Aim of the task
Retype all the entries word for word, but omit the pictures.

*** Opening of Provided records ***

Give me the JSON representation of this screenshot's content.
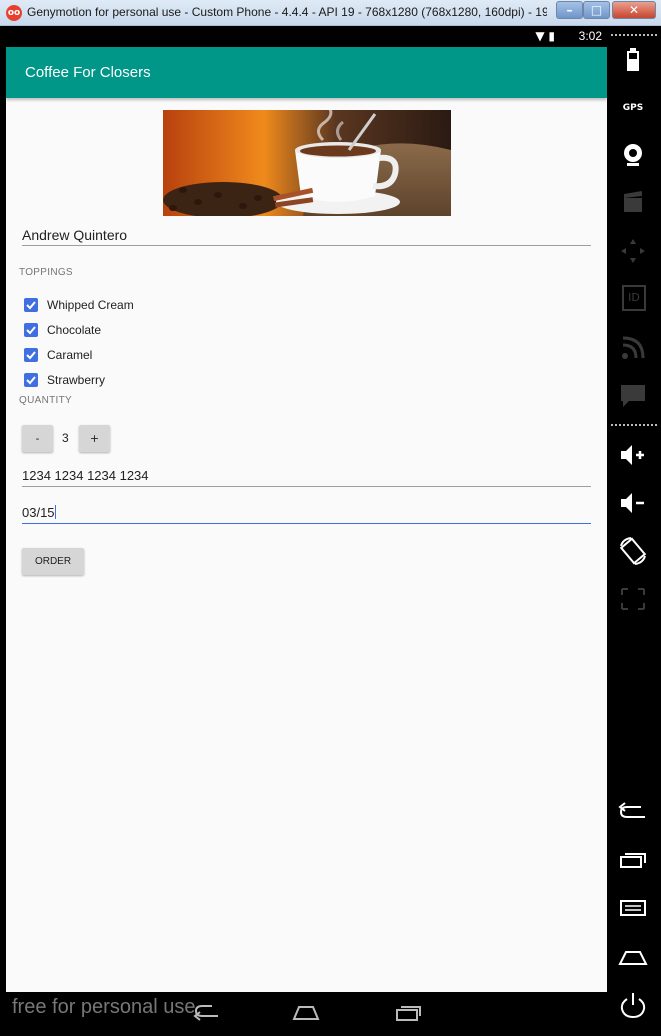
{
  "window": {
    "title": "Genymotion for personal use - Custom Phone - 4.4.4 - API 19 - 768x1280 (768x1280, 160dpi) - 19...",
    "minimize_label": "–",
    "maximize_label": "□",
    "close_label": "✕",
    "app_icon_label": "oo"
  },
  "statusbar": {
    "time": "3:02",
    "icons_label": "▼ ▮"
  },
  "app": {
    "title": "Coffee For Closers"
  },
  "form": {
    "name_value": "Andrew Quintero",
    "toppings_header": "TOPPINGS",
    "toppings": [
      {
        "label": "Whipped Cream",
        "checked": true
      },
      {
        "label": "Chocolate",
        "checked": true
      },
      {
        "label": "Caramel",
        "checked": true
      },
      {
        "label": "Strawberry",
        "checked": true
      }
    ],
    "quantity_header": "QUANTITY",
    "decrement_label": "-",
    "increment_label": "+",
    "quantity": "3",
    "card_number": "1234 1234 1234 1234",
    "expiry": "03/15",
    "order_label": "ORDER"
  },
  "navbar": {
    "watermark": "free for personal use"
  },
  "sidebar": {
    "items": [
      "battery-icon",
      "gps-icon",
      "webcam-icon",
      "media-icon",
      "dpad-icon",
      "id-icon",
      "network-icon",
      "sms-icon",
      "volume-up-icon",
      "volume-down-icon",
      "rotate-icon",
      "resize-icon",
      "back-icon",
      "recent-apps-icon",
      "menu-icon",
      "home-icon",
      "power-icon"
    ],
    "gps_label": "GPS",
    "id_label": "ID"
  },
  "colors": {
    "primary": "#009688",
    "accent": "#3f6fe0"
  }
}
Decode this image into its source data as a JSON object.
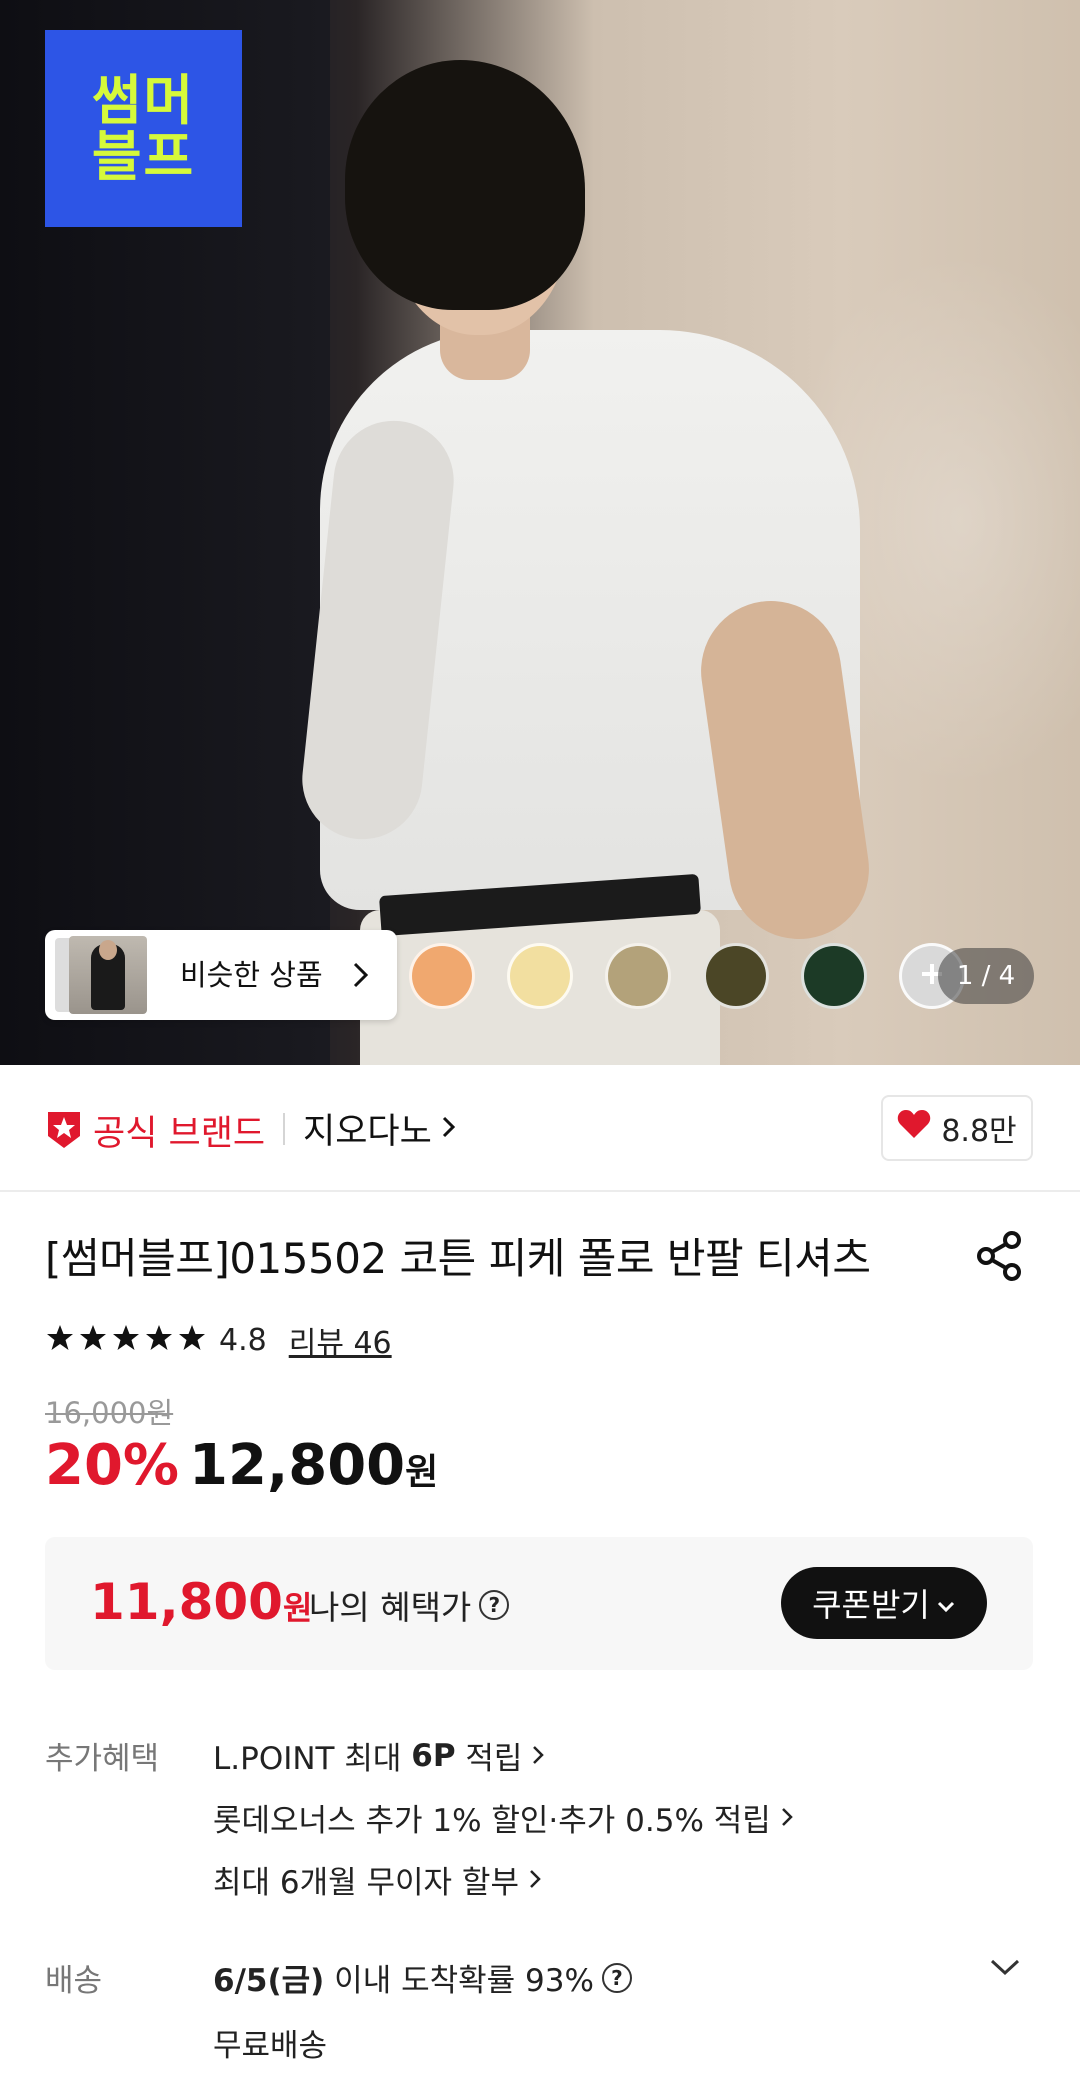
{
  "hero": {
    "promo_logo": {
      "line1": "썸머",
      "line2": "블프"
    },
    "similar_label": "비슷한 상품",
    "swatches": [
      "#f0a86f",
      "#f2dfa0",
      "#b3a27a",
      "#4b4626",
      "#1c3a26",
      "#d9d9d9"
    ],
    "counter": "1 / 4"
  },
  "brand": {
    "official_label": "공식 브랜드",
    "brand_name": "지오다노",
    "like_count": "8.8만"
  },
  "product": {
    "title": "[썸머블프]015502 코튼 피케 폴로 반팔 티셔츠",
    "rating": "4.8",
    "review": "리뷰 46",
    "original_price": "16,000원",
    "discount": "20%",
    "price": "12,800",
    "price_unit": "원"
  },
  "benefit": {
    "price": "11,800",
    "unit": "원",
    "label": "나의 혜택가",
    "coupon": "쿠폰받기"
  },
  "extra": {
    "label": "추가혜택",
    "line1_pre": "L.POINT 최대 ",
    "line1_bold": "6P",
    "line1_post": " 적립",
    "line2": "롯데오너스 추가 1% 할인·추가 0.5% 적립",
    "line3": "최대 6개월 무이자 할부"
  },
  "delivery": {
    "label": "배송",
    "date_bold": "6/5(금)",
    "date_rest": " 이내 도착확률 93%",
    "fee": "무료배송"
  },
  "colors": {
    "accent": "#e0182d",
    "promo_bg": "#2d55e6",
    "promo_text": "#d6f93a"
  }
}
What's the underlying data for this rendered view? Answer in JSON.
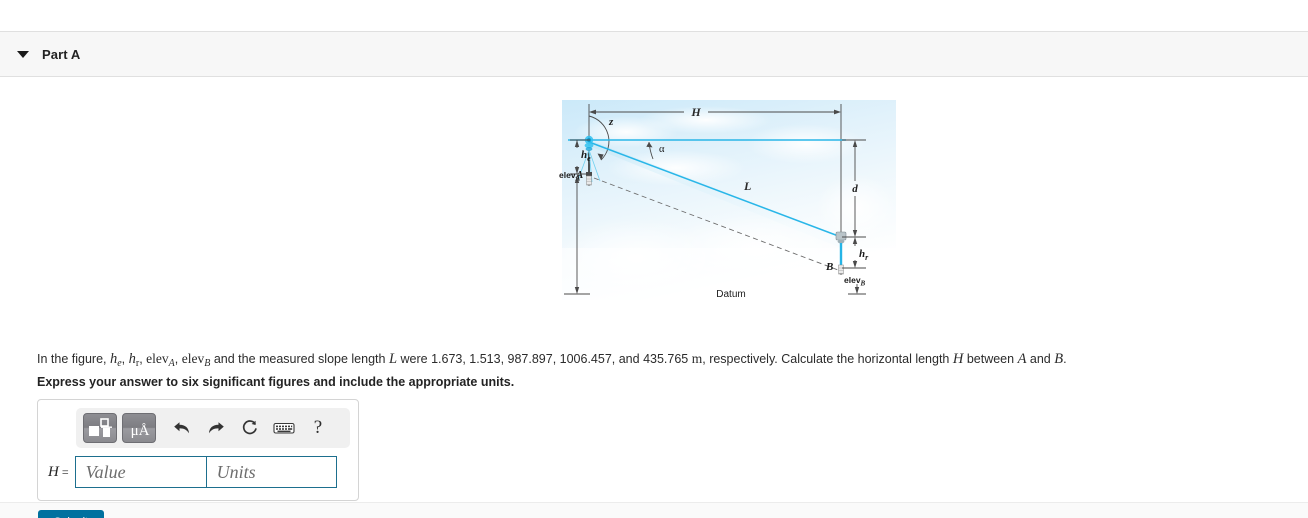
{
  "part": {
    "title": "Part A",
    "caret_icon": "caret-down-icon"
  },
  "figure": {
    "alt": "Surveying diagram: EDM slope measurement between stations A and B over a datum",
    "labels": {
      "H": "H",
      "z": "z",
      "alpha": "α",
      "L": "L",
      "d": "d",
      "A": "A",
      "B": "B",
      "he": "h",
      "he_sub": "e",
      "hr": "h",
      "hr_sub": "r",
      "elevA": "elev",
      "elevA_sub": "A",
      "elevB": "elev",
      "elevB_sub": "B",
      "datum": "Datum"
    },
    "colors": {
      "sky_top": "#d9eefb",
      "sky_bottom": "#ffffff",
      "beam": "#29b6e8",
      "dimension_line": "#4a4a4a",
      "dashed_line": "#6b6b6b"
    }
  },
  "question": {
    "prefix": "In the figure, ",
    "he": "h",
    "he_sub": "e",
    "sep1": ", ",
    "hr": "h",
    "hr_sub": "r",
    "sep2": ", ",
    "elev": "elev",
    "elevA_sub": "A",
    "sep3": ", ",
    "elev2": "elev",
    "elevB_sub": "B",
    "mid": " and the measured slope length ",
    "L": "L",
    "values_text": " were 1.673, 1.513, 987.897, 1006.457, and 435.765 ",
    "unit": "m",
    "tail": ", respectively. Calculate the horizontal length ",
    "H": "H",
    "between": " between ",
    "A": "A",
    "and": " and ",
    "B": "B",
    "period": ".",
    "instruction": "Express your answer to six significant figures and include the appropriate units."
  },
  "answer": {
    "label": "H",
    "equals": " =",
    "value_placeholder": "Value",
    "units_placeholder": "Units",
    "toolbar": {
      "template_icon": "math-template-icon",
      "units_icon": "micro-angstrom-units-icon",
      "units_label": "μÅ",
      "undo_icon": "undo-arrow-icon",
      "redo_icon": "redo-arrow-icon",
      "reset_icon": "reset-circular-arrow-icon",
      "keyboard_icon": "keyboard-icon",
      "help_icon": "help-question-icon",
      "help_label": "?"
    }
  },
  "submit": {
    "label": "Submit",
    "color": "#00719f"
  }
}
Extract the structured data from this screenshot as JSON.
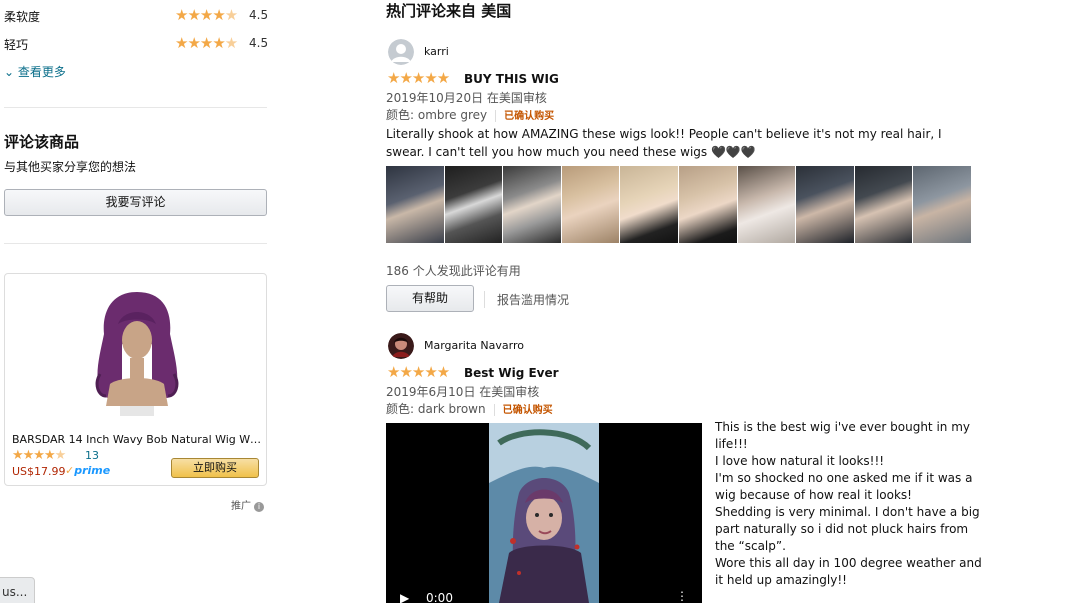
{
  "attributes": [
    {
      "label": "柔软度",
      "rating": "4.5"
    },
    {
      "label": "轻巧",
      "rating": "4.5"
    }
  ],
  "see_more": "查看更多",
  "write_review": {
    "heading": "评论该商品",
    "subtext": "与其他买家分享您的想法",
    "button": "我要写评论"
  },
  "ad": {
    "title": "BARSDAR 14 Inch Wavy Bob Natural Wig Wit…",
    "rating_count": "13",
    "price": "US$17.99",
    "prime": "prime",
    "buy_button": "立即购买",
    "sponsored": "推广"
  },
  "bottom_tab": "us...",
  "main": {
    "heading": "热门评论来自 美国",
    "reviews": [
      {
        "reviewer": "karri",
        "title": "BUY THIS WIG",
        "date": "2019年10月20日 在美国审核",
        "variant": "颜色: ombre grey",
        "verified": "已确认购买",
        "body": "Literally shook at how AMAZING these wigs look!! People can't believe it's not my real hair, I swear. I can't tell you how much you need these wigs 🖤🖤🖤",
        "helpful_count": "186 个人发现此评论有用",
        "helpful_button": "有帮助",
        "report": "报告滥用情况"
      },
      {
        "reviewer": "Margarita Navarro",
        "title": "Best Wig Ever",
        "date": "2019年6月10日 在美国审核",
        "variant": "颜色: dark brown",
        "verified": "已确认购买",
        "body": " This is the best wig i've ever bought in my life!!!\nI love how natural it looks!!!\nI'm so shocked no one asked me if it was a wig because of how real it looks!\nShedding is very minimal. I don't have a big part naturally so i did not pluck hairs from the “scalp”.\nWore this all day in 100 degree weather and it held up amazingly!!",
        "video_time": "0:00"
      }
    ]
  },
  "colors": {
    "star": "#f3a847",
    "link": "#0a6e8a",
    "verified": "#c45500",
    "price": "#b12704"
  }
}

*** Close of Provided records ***

Written solution
Give me the JSON representation of this screenshot's content.
{
  "window": {
    "title": "Genymotion for personal use - Custom Phone - 4.4.4 - API 19 - 768x1280 (768x1280, 160dpi) - 19...",
    "minimize_label": "–",
    "maximize_label": "□",
    "close_label": "✕",
    "app_icon_label": "oo"
  },
  "statusbar": {
    "time": "3:02",
    "icons_label": "▼ ▮"
  },
  "app": {
    "title": "Coffee For Closers"
  },
  "form": {
    "name_value": "Andrew Quintero",
    "toppings_header": "TOPPINGS",
    "toppings": [
      {
        "label": "Whipped Cream",
        "checked": true
      },
      {
        "label": "Chocolate",
        "checked": true
      },
      {
        "label": "Caramel",
        "checked": true
      },
      {
        "label": "Strawberry",
        "checked": true
      }
    ],
    "quantity_header": "QUANTITY",
    "decrement_label": "-",
    "increment_label": "+",
    "quantity": "3",
    "card_number": "1234 1234 1234 1234",
    "expiry": "03/15",
    "order_label": "ORDER"
  },
  "navbar": {
    "watermark": "free for personal use"
  },
  "sidebar": {
    "items": [
      "battery-icon",
      "gps-icon",
      "webcam-icon",
      "media-icon",
      "dpad-icon",
      "id-icon",
      "network-icon",
      "sms-icon",
      "volume-up-icon",
      "volume-down-icon",
      "rotate-icon",
      "resize-icon",
      "back-icon",
      "recent-apps-icon",
      "menu-icon",
      "home-icon",
      "power-icon"
    ],
    "gps_label": "GPS",
    "id_label": "ID"
  },
  "colors": {
    "primary": "#009688",
    "accent": "#3f6fe0"
  }
}
Decode this image into its source data as a JSON object.
{
  "hero": {
    "promo_logo": {
      "line1": "썸머",
      "line2": "블프"
    },
    "similar_label": "비슷한 상품",
    "swatches": [
      "#f0a86f",
      "#f2dfa0",
      "#b3a27a",
      "#4b4626",
      "#1c3a26",
      "#d9d9d9"
    ],
    "counter": "1 / 4"
  },
  "brand": {
    "official_label": "공식 브랜드",
    "brand_name": "지오다노",
    "like_count": "8.8만"
  },
  "product": {
    "title": "[썸머블프]015502 코튼 피케 폴로 반팔 티셔츠",
    "rating": "4.8",
    "review": "리뷰 46",
    "original_price": "16,000원",
    "discount": "20%",
    "price": "12,800",
    "price_unit": "원"
  },
  "benefit": {
    "price": "11,800",
    "unit": "원",
    "label": "나의 혜택가",
    "coupon": "쿠폰받기"
  },
  "extra": {
    "label": "추가혜택",
    "line1_pre": "L.POINT 최대 ",
    "line1_bold": "6P",
    "line1_post": " 적립",
    "line2": "롯데오너스 추가 1% 할인·추가 0.5% 적립",
    "line3": "최대 6개월 무이자 할부"
  },
  "delivery": {
    "label": "배송",
    "date_bold": "6/5(금)",
    "date_rest": " 이내 도착확률 93%",
    "fee": "무료배송"
  },
  "colors": {
    "accent": "#e0182d",
    "promo_bg": "#2d55e6",
    "promo_text": "#d6f93a"
  }
}
What's the underlying data for this rendered view? Answer in JSON.
{
  "part": {
    "title": "Part A",
    "caret_icon": "caret-down-icon"
  },
  "figure": {
    "alt": "Surveying diagram: EDM slope measurement between stations A and B over a datum",
    "labels": {
      "H": "H",
      "z": "z",
      "alpha": "α",
      "L": "L",
      "d": "d",
      "A": "A",
      "B": "B",
      "he": "h",
      "he_sub": "e",
      "hr": "h",
      "hr_sub": "r",
      "elevA": "elev",
      "elevA_sub": "A",
      "elevB": "elev",
      "elevB_sub": "B",
      "datum": "Datum"
    },
    "colors": {
      "sky_top": "#d9eefb",
      "sky_bottom": "#ffffff",
      "beam": "#29b6e8",
      "dimension_line": "#4a4a4a",
      "dashed_line": "#6b6b6b"
    }
  },
  "question": {
    "prefix": "In the figure, ",
    "he": "h",
    "he_sub": "e",
    "sep1": ", ",
    "hr": "h",
    "hr_sub": "r",
    "sep2": ", ",
    "elev": "elev",
    "elevA_sub": "A",
    "sep3": ", ",
    "elev2": "elev",
    "elevB_sub": "B",
    "mid": " and the measured slope length ",
    "L": "L",
    "values_text": " were 1.673, 1.513, 987.897, 1006.457, and 435.765 ",
    "unit": "m",
    "tail": ", respectively. Calculate the horizontal length ",
    "H": "H",
    "between": " between ",
    "A": "A",
    "and": " and ",
    "B": "B",
    "period": ".",
    "instruction": "Express your answer to six significant figures and include the appropriate units."
  },
  "answer": {
    "label": "H",
    "equals": " =",
    "value_placeholder": "Value",
    "units_placeholder": "Units",
    "toolbar": {
      "template_icon": "math-template-icon",
      "units_icon": "micro-angstrom-units-icon",
      "units_label": "μÅ",
      "undo_icon": "undo-arrow-icon",
      "redo_icon": "redo-arrow-icon",
      "reset_icon": "reset-circular-arrow-icon",
      "keyboard_icon": "keyboard-icon",
      "help_icon": "help-question-icon",
      "help_label": "?"
    }
  },
  "submit": {
    "label": "Submit",
    "color": "#00719f"
  }
}
Extract the structured data from this screenshot as JSON.
{
  "attributes": [
    {
      "label": "柔软度",
      "rating": "4.5"
    },
    {
      "label": "轻巧",
      "rating": "4.5"
    }
  ],
  "see_more": "查看更多",
  "write_review": {
    "heading": "评论该商品",
    "subtext": "与其他买家分享您的想法",
    "button": "我要写评论"
  },
  "ad": {
    "title": "BARSDAR 14 Inch Wavy Bob Natural Wig Wit…",
    "rating_count": "13",
    "price": "US$17.99",
    "prime": "prime",
    "buy_button": "立即购买",
    "sponsored": "推广"
  },
  "bottom_tab": "us...",
  "main": {
    "heading": "热门评论来自 美国",
    "reviews": [
      {
        "reviewer": "karri",
        "title": "BUY THIS WIG",
        "date": "2019年10月20日 在美国审核",
        "variant": "颜色: ombre grey",
        "verified": "已确认购买",
        "body": "Literally shook at how AMAZING these wigs look!! People can't believe it's not my real hair, I swear. I can't tell you how much you need these wigs 🖤🖤🖤",
        "helpful_count": "186 个人发现此评论有用",
        "helpful_button": "有帮助",
        "report": "报告滥用情况"
      },
      {
        "reviewer": "Margarita Navarro",
        "title": "Best Wig Ever",
        "date": "2019年6月10日 在美国审核",
        "variant": "颜色: dark brown",
        "verified": "已确认购买",
        "body": " This is the best wig i've ever bought in my life!!!\nI love how natural it looks!!!\nI'm so shocked no one asked me if it was a wig because of how real it looks!\nShedding is very minimal. I don't have a big part naturally so i did not pluck hairs from the “scalp”.\nWore this all day in 100 degree weather and it held up amazingly!!",
        "video_time": "0:00"
      }
    ]
  },
  "colors": {
    "star": "#f3a847",
    "link": "#0a6e8a",
    "verified": "#c45500",
    "price": "#b12704"
  }
}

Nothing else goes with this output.